Win for the bicyclists: less damage
Win for the car: less damage due to sidewalks scraping the underside of the car.

All for the sake of a couple of concrete parking stops.

Just need more of these solutions where everybody wins!

PoPo
PoPo
11 years ago

Thanks for this venue, Jonathan. Great idea!

craig
craig
11 years ago

“Whole Foods Chain” heh heh, just re-read that…pun not intended 🙂

Hart Noecker
11 years ago

Wait, A FEW damaged bikes? How many bikes were smashed for this to become a priority for Whole Foods? Pretty sure if “a few” cars were being damaged something would have gotten done a lot quicker. Thought for a corporation committed to union busting, denying global warming, and opposed to universal health care, I guess we should be happy they did anything for bikes at all.

Spokesy
Spokesy
11 years ago

they should have taken out those two car spaces entirely and made a covered bike corral like they have at the Laurelhurst Whole Foods. . .

Peter Koonce
Peter Koonce
11 years ago

I like the idea of bringing awareness to positive things that are going on in the community. There’s a lot to be thankful for and by writing about it, you’ll get more people recognizing the opportunities that exist.

180mm_dan
180mm_dan
11 years ago

Like positive news idea and like the first post

Otto
Otto
11 years ago
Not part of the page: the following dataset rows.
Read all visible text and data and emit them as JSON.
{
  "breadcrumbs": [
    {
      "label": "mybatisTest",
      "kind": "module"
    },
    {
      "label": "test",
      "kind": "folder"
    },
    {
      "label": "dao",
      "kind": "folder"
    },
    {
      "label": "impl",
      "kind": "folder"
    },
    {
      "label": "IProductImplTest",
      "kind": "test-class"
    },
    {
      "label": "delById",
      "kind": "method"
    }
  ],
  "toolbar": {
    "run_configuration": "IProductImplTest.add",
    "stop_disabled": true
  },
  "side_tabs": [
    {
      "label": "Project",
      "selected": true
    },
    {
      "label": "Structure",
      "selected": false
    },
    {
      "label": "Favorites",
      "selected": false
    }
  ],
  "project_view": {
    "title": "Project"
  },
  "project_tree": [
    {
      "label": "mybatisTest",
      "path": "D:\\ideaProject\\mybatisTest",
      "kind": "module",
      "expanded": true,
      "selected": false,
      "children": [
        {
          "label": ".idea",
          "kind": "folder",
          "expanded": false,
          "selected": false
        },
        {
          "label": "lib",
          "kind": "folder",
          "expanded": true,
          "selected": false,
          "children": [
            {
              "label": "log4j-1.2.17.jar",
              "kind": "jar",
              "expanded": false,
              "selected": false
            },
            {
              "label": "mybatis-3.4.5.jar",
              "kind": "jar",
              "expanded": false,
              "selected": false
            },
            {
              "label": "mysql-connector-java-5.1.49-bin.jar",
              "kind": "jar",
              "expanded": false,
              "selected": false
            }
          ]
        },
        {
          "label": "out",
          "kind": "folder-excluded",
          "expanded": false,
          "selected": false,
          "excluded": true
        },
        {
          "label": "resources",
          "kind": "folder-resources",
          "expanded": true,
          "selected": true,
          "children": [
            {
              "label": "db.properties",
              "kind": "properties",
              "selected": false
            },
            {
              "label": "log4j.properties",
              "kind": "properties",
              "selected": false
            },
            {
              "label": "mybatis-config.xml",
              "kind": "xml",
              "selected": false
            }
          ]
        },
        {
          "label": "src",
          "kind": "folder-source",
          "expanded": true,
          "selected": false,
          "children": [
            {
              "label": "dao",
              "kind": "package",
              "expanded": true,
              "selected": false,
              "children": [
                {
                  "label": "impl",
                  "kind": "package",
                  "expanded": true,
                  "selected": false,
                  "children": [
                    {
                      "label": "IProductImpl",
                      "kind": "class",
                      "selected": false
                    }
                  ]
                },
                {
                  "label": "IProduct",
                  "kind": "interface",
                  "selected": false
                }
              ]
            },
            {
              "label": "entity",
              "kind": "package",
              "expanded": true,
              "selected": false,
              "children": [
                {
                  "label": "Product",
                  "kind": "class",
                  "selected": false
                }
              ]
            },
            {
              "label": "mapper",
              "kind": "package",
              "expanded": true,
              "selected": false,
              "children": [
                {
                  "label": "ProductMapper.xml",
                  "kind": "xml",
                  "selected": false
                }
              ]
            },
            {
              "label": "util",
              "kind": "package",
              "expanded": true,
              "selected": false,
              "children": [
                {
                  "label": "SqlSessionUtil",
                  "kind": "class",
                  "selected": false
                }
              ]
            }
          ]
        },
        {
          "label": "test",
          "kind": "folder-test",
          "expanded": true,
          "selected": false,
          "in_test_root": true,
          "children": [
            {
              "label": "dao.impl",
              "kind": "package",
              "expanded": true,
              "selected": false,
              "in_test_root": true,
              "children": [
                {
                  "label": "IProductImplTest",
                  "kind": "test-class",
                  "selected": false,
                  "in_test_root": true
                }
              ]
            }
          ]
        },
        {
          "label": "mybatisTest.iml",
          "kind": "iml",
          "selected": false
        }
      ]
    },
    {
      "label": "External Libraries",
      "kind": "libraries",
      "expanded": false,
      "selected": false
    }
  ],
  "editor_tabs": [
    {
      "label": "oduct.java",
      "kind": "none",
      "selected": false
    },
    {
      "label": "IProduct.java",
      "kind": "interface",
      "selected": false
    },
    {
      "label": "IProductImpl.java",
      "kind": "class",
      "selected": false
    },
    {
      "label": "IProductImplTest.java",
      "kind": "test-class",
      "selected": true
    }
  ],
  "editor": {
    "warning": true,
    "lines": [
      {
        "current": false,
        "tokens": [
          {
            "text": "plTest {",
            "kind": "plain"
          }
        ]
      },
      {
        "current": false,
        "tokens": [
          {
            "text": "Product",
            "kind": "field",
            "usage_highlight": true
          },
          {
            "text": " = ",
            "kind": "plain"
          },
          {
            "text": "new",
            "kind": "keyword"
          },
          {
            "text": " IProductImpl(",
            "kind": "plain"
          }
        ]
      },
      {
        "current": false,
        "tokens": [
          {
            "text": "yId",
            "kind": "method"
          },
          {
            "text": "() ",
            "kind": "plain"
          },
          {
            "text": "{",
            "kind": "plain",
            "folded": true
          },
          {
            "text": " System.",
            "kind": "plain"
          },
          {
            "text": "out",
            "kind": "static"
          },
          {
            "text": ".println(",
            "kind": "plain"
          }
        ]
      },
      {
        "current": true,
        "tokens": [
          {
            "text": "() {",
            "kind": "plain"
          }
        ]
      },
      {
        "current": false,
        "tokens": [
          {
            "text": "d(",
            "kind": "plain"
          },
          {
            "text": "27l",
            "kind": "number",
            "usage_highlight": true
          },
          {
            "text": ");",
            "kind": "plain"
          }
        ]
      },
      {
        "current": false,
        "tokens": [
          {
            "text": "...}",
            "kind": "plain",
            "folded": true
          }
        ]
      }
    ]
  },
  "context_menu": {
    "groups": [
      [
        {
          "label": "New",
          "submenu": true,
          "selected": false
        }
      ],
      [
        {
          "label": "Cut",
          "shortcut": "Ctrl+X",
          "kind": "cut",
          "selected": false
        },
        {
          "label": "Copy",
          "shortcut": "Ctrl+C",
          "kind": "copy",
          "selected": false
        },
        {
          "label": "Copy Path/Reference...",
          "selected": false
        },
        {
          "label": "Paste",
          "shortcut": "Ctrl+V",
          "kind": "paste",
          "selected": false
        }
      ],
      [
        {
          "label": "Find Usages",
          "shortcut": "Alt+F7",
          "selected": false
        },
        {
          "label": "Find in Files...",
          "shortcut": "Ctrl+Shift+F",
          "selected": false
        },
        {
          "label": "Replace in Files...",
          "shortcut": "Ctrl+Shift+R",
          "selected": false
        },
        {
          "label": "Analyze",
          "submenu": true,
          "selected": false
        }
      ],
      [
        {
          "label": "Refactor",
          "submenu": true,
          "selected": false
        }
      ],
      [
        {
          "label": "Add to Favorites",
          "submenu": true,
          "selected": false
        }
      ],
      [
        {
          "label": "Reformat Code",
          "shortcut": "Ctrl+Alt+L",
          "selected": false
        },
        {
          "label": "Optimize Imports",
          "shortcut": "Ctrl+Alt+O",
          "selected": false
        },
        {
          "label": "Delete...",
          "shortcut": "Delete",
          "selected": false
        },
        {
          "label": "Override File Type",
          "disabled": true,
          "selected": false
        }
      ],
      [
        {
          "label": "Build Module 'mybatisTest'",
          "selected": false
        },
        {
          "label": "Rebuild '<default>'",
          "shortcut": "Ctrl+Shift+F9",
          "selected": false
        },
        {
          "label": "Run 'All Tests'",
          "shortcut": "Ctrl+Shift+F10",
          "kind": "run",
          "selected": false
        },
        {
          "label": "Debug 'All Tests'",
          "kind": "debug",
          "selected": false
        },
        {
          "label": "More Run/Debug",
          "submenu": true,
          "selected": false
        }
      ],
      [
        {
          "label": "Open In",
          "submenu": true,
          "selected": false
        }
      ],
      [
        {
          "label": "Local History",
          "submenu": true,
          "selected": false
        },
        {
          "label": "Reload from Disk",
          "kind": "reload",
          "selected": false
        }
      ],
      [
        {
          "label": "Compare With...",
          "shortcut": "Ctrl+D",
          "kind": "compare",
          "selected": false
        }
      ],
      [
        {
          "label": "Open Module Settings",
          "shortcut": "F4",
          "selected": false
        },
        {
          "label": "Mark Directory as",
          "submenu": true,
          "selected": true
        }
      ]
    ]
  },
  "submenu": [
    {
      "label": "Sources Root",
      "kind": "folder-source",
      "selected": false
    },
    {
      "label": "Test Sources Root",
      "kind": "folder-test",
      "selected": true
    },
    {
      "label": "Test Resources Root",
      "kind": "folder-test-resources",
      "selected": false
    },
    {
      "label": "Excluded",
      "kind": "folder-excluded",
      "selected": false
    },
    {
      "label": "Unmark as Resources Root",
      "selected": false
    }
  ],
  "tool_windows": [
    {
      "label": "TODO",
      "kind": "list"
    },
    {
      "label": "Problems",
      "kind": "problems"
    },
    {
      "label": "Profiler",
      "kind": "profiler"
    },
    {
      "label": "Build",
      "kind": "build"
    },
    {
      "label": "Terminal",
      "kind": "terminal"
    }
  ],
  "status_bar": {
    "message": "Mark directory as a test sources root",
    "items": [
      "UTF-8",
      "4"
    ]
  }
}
“Positive Spin” is a great feature to add and this blog really needed it. Not that there isn’t any problems or room for improvement in the PDX bike scene, but there is a lot of good happening out there too.

007
007
10 years ago

A few months ago, at the exact same spot, I was in the middle of writing a note to leave on a car that was pushing a bike locked on the rack, when, lo and behold, another driver, sped up to park and bashed another bike on the same rack. When I chastised the driver about it he thought I was being unreasonable. I said, so you think it is okay to just go around hitting people’s bikes?